== Working data ==

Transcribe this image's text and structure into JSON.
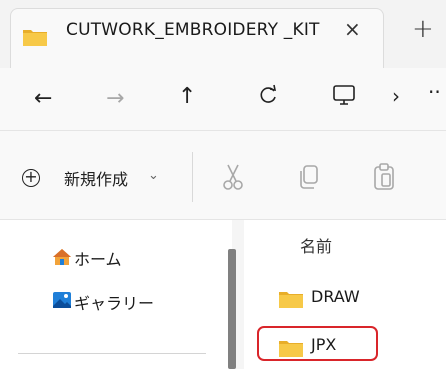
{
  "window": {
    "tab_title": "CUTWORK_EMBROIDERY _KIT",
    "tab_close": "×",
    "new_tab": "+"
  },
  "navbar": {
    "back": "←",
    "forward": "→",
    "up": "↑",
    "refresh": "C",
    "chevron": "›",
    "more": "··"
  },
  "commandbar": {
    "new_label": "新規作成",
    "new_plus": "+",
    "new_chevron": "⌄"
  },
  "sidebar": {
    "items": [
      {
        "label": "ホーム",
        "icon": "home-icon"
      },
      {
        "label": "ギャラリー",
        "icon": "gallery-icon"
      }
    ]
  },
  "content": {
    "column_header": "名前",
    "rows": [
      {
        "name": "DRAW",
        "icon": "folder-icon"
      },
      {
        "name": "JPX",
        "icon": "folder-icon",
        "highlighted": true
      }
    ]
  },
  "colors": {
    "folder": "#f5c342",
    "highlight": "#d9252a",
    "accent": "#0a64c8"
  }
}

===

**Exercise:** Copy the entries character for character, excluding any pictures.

**Response box:**
Transcribe this image's text and structure into JSON.
{
  "window": {
    "tab_title": "CUTWORK_EMBROIDERY _KIT",
    "tab_close": "×",
    "new_tab": "+"
  },
  "navbar": {
    "back": "←",
    "forward": "→",
    "up": "↑",
    "refresh": "C",
    "chevron": "›",
    "more": "··"
  },
  "commandbar": {
    "new_label": "新規作成",
    "new_plus": "+",
    "new_chevron": "⌄"
  },
  "sidebar": {
    "items": [
      {
        "label": "ホーム",
        "icon": "home-icon"
      },
      {
        "label": "ギャラリー",
        "icon": "gallery-icon"
      }
    ]
  },
  "content": {
    "column_header": "名前",
    "rows": [
      {
        "name": "DRAW",
        "icon": "folder-icon"
      },
      {
        "name": "JPX",
        "icon": "folder-icon",
        "highlighted": true
      }
    ]
  },
  "colors": {
    "folder": "#f5c342",
    "highlight": "#d9252a",
    "accent": "#0a64c8"
  }
}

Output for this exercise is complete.